• Goal of the exercise
In the material below, find each line with the word "check" and copy it.

• The input

····················

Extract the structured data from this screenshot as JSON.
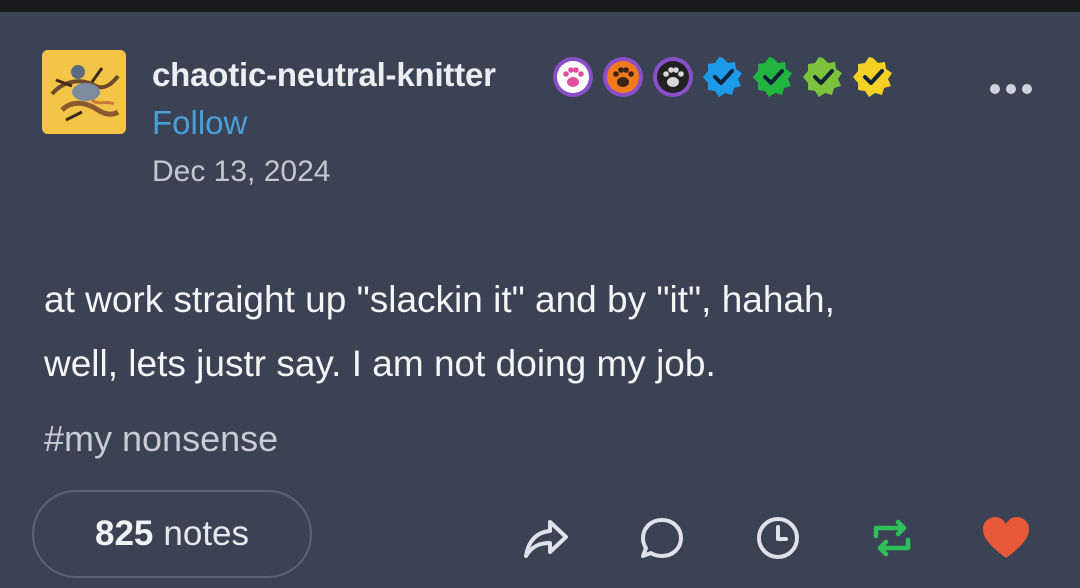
{
  "post": {
    "username": "chaotic-neutral-knitter",
    "follow_label": "Follow",
    "date": "Dec 13, 2024",
    "body_line1": "at work straight up \"slackin it\" and by \"it\", hahah,",
    "body_line2": "well, lets justr say. I am not doing my job.",
    "tag": "#my nonsense",
    "notes_count": "825",
    "notes_label": "notes"
  },
  "badges": [
    {
      "icon": "paw-pink-badge-icon",
      "color": "#e14f9b"
    },
    {
      "icon": "paw-orange-badge-icon",
      "color": "#f07a1c"
    },
    {
      "icon": "paw-black-badge-icon",
      "color": "#222222"
    },
    {
      "icon": "check-blue-badge-icon",
      "color": "#1b9be8"
    },
    {
      "icon": "check-green-badge-icon",
      "color": "#22b43f"
    },
    {
      "icon": "check-lime-badge-icon",
      "color": "#7cc23c"
    },
    {
      "icon": "check-yellow-badge-icon",
      "color": "#f5d123"
    }
  ],
  "actions": [
    {
      "icon": "share-icon"
    },
    {
      "icon": "reply-icon"
    },
    {
      "icon": "clock-icon"
    },
    {
      "icon": "reblog-icon",
      "color": "#2fbf5a"
    },
    {
      "icon": "like-heart-icon",
      "color": "#e8593a"
    }
  ],
  "colors": {
    "background": "#3a4254",
    "link": "#4a9fd8",
    "reblog": "#2fbf5a",
    "like": "#e8593a"
  }
}
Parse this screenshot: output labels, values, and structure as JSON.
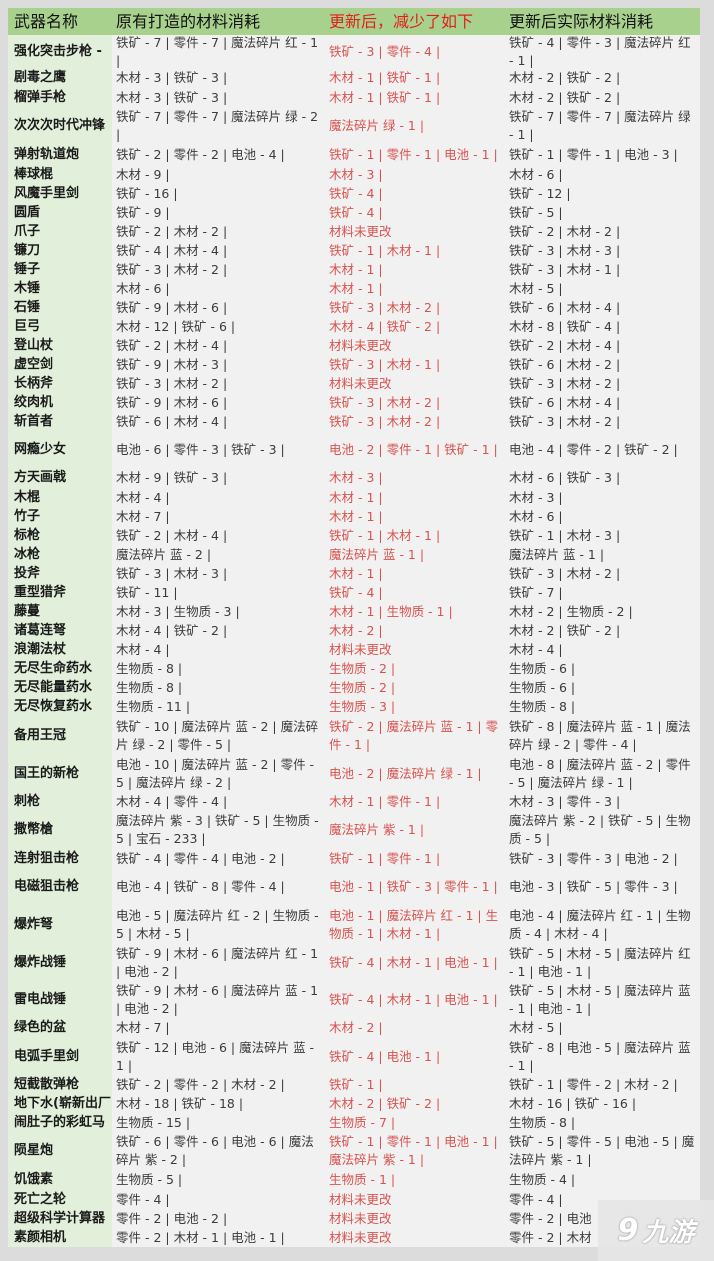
{
  "header": {
    "name": "武器名称",
    "original": "原有打造的材料消耗",
    "reduced": "更新后，减少了如下",
    "actual": "更新后实际材料消耗"
  },
  "rows": [
    {
      "name": "强化突击步枪 - ",
      "original": "铁矿 - 7 | 零件 - 7 | 魔法碎片 红 - 1 |",
      "reduced": "铁矿 - 3 | 零件 - 4 |",
      "actual": "铁矿 - 4  | 零件 - 3  | 魔法碎片 红 - 1  |"
    },
    {
      "name": "剧毒之鹰",
      "original": "木材 - 3 | 铁矿 - 3 |",
      "reduced": "木材 - 1 | 铁矿 - 1 |",
      "actual": "木材 - 2  | 铁矿 - 2  |"
    },
    {
      "name": "榴弹手枪",
      "original": "木材 - 3 | 铁矿 - 3 |",
      "reduced": "木材 - 1 | 铁矿 - 1 |",
      "actual": "木材 - 2  | 铁矿 - 2  |"
    },
    {
      "name": "次次次时代冲锋",
      "original": "铁矿 - 7 | 零件 - 7 | 魔法碎片 绿 - 2 |",
      "reduced": "魔法碎片 绿 - 1 |",
      "actual": "铁矿 - 7  | 零件 - 7  | 魔法碎片 绿 - 1  |"
    },
    {
      "name": "弹射轨道炮",
      "original": "铁矿 - 2 | 零件 - 2 | 电池 - 4 |",
      "reduced": "铁矿 - 1 | 零件 - 1 | 电池 - 1 |",
      "actual": "铁矿 - 1  | 零件 - 1  | 电池 - 3  |"
    },
    {
      "name": "棒球棍",
      "original": "木材 - 9 |",
      "reduced": "木材 - 3 |",
      "actual": "木材 - 6  |"
    },
    {
      "name": "风魔手里剑",
      "original": "铁矿 - 16 |",
      "reduced": "铁矿 - 4 |",
      "actual": "铁矿 - 12  |"
    },
    {
      "name": "圆盾",
      "original": "铁矿 - 9 |",
      "reduced": "铁矿 - 4 |",
      "actual": "铁矿 - 5  |"
    },
    {
      "name": "爪子",
      "original": "铁矿 - 2 | 木材 - 2 |",
      "reduced": "材料未更改",
      "actual": "铁矿 - 2  | 木材 - 2  |"
    },
    {
      "name": "镰刀",
      "original": "铁矿 - 4 | 木材 - 4 |",
      "reduced": "铁矿 - 1 | 木材 - 1 |",
      "actual": "铁矿 - 3  | 木材 - 3  |"
    },
    {
      "name": "锤子",
      "original": "铁矿 - 3 | 木材 - 2 |",
      "reduced": "木材 - 1 |",
      "actual": "铁矿 - 3  | 木材 - 1  |"
    },
    {
      "name": "木锤",
      "original": "木材 - 6 |",
      "reduced": "木材 - 1 |",
      "actual": "木材 - 5  |"
    },
    {
      "name": "石锤",
      "original": "铁矿 - 9 | 木材 - 6 |",
      "reduced": "铁矿 - 3 | 木材 - 2 |",
      "actual": "铁矿 - 6  | 木材 - 4  |"
    },
    {
      "name": "巨弓",
      "original": "木材 - 12 | 铁矿 - 6 |",
      "reduced": "木材 - 4 | 铁矿 - 2 |",
      "actual": "木材 - 8  | 铁矿 - 4  |"
    },
    {
      "name": "登山杖",
      "original": "铁矿 - 2 | 木材 - 4 |",
      "reduced": "材料未更改",
      "actual": "铁矿 - 2  | 木材 - 4  |"
    },
    {
      "name": "虚空剑",
      "original": "铁矿 - 9 | 木材 - 3 |",
      "reduced": "铁矿 - 3 | 木材 - 1 |",
      "actual": "铁矿 - 6  | 木材 - 2  |"
    },
    {
      "name": "长柄斧",
      "original": "铁矿 - 3 | 木材 - 2 |",
      "reduced": "材料未更改",
      "actual": "铁矿 - 3  | 木材 - 2  |"
    },
    {
      "name": "绞肉机",
      "original": "铁矿 - 9 | 木材 - 6 |",
      "reduced": "铁矿 - 3 | 木材 - 2 |",
      "actual": "铁矿 - 6  | 木材 - 4  |"
    },
    {
      "name": "斩首者",
      "original": "铁矿 - 6 | 木材 - 4 |",
      "reduced": "铁矿 - 3 | 木材 - 2 |",
      "actual": "铁矿 - 3  | 木材 - 2  |"
    },
    {
      "name": "网瘾少女",
      "original": "电池 - 6 | 零件 - 3 | 铁矿 - 3 |",
      "reduced": "电池 - 2 | 零件 - 1 | 铁矿 - 1 |",
      "actual": "电池 - 4  | 零件 - 2  | 铁矿 - 2  |"
    },
    {
      "name": "方天画戟",
      "original": "木材 - 9 | 铁矿 - 3 |",
      "reduced": "木材 - 3 |",
      "actual": "木材 - 6  | 铁矿 - 3  |"
    },
    {
      "name": "木棍",
      "original": "木材 - 4 |",
      "reduced": "木材 - 1 |",
      "actual": "木材 - 3  |"
    },
    {
      "name": "竹子",
      "original": "木材 - 7 |",
      "reduced": "木材 - 1 |",
      "actual": "木材 - 6  |"
    },
    {
      "name": "标枪",
      "original": "铁矿 - 2 | 木材 - 4 |",
      "reduced": "铁矿 - 1 | 木材 - 1 |",
      "actual": "铁矿 - 1  | 木材 - 3  |"
    },
    {
      "name": "冰枪",
      "original": "魔法碎片 蓝 - 2 |",
      "reduced": "魔法碎片 蓝 - 1 |",
      "actual": "魔法碎片 蓝 - 1  |"
    },
    {
      "name": "投斧",
      "original": "铁矿 - 3 | 木材 - 3 |",
      "reduced": "木材 - 1 |",
      "actual": "铁矿 - 3  | 木材 - 2  |"
    },
    {
      "name": "重型猎斧",
      "original": "铁矿 - 11 |",
      "reduced": "铁矿 - 4 |",
      "actual": "铁矿 - 7  |"
    },
    {
      "name": "藤蔓",
      "original": "木材 - 3 | 生物质 - 3 |",
      "reduced": "木材 - 1 | 生物质 - 1 |",
      "actual": "木材 - 2  | 生物质 - 2  |"
    },
    {
      "name": "诸葛连弩",
      "original": "木材 - 4 | 铁矿 - 2 |",
      "reduced": "木材 - 2 |",
      "actual": "木材 - 2  | 铁矿 - 2  |"
    },
    {
      "name": "浪潮法杖",
      "original": "木材 - 4 |",
      "reduced": "材料未更改",
      "actual": "木材 - 4  |"
    },
    {
      "name": "无尽生命药水",
      "original": "生物质 - 8 |",
      "reduced": "生物质 - 2 |",
      "actual": "生物质 - 6  |"
    },
    {
      "name": "无尽能量药水",
      "original": "生物质 - 8 |",
      "reduced": "生物质 - 2 |",
      "actual": "生物质 - 6  |"
    },
    {
      "name": "无尽恢复药水",
      "original": "生物质 - 11 |",
      "reduced": "生物质 - 3 |",
      "actual": "生物质 - 8  |"
    },
    {
      "name": "备用王冠",
      "original": "铁矿 - 10 | 魔法碎片 蓝 - 2 | 魔法碎片 绿 - 2 | 零件 - 5 |",
      "reduced": "铁矿 - 2 | 魔法碎片 蓝 - 1 | 零件 - 1 |",
      "actual": "铁矿 - 8  | 魔法碎片 蓝 - 1  | 魔法碎片 绿 - 2  | 零件 - 4  |"
    },
    {
      "name": "国王的新枪",
      "original": "电池 - 10 | 魔法碎片 蓝 - 2 | 零件 - 5 | 魔法碎片 绿 - 2 |",
      "reduced": "电池 - 2 | 魔法碎片 绿 - 1 |",
      "actual": "电池 - 8  | 魔法碎片 蓝 - 2  | 零件 - 5  | 魔法碎片 绿 - 1  |"
    },
    {
      "name": "刺枪",
      "original": "木材 - 4 | 零件 - 4 |",
      "reduced": "木材 - 1 | 零件 - 1 |",
      "actual": "木材 - 3  | 零件 - 3  |"
    },
    {
      "name": "撒幣槍",
      "original": "魔法碎片 紫 - 3 | 铁矿 - 5 | 生物质 - 5 | 宝石 - 233 |",
      "reduced": "魔法碎片 紫 - 1 |",
      "actual": "魔法碎片 紫 - 2  | 铁矿 - 5  | 生物质 - 5  |"
    },
    {
      "name": "连射狙击枪",
      "original": "铁矿 - 4 | 零件 - 4 | 电池 - 2 |",
      "reduced": "铁矿 - 1 | 零件 - 1 |",
      "actual": "铁矿 - 3  | 零件 - 3  | 电池 - 2  |"
    },
    {
      "name": "电磁狙击枪",
      "original": "电池 - 4 | 铁矿 - 8 | 零件 - 4 |",
      "reduced": "电池 - 1 | 铁矿 - 3 | 零件 - 1 |",
      "actual": "电池 - 3  | 铁矿 - 5  | 零件 - 3  |"
    },
    {
      "name": "爆炸弩",
      "original": "电池 - 5 | 魔法碎片 红 - 2 | 生物质 - 5 | 木材 - 5 |",
      "reduced": "电池 - 1 | 魔法碎片 红 - 1 | 生物质 - 1 | 木材 - 1 |",
      "actual": "电池 - 4  | 魔法碎片 红 - 1  | 生物质 - 4  | 木材 - 4  |"
    },
    {
      "name": "爆炸战锤",
      "original": "铁矿 - 9 | 木材 - 6 | 魔法碎片 红 - 1 | 电池 - 2 |",
      "reduced": "铁矿 - 4 | 木材 - 1 | 电池 - 1 |",
      "actual": "铁矿 - 5  | 木材 - 5  | 魔法碎片 红 - 1  | 电池 - 1  |"
    },
    {
      "name": "雷电战锤",
      "original": "铁矿 - 9 | 木材 - 6 | 魔法碎片 蓝 - 1 | 电池 - 2 |",
      "reduced": "铁矿 - 4 | 木材 - 1 | 电池 - 1 |",
      "actual": "铁矿 - 5  | 木材 - 5  | 魔法碎片 蓝 - 1  | 电池 - 1  |"
    },
    {
      "name": "绿色的盆",
      "original": "木材 - 7 |",
      "reduced": "木材 - 2 |",
      "actual": "木材 - 5  |"
    },
    {
      "name": "电弧手里剑",
      "original": "铁矿 - 12 | 电池 - 6 | 魔法碎片 蓝 - 1 |",
      "reduced": "铁矿 - 4 | 电池 - 1 |",
      "actual": "铁矿 - 8  | 电池 - 5  | 魔法碎片 蓝 - 1  |"
    },
    {
      "name": "短截散弹枪",
      "original": "铁矿 - 2 | 零件 - 2 | 木材 - 2 |",
      "reduced": "铁矿 - 1 |",
      "actual": "铁矿 - 1  | 零件 - 2  | 木材 - 2  |"
    },
    {
      "name": "地下水(崭新出厂",
      "original": "木材 - 18 | 铁矿 - 18 |",
      "reduced": "木材 - 2 | 铁矿 - 2 |",
      "actual": "木材 - 16  | 铁矿 - 16  |"
    },
    {
      "name": "闹肚子的彩虹马",
      "original": "生物质 - 15 |",
      "reduced": "生物质 - 7 |",
      "actual": "生物质 - 8  |"
    },
    {
      "name": "陨星炮",
      "original": "铁矿 - 6 | 零件 - 6 | 电池 - 6 | 魔法碎片 紫 - 2 |",
      "reduced": "铁矿 - 1 | 零件 - 1 | 电池 - 1 | 魔法碎片 紫 - 1 |",
      "actual": "铁矿 - 5  | 零件 - 5  | 电池 - 5  | 魔法碎片 紫 - 1  |"
    },
    {
      "name": "饥饿素",
      "original": "生物质 - 5 |",
      "reduced": "生物质 - 1 |",
      "actual": "生物质 - 4  |"
    },
    {
      "name": "死亡之轮",
      "original": "零件 - 4 |",
      "reduced": "材料未更改",
      "actual": "零件 - 4  |"
    },
    {
      "name": "超级科学计算器",
      "original": "零件 - 2 | 电池 - 2 |",
      "reduced": "材料未更改",
      "actual": "零件 - 2  | 电池"
    },
    {
      "name": "素颜相机",
      "original": "零件 - 2 | 木材 - 1 | 电池 - 1 |",
      "reduced": "材料未更改",
      "actual": "零件 - 2  | 木材"
    }
  ],
  "watermark": {
    "logo": "9",
    "text": "九游"
  },
  "colors": {
    "header_bg": "#a9d18e",
    "name_col_bg": "#e2efda",
    "cell_bg": "#f1f1f1",
    "reduced_text": "#d9534f",
    "header_reduced_text": "#e0201a"
  }
}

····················

• Answer area
      "icon": "check-blue-badge-icon",
      "icon": "check-green-badge-icon",
      "icon": "check-lime-badge-icon",
      "icon": "check-yellow-badge-icon",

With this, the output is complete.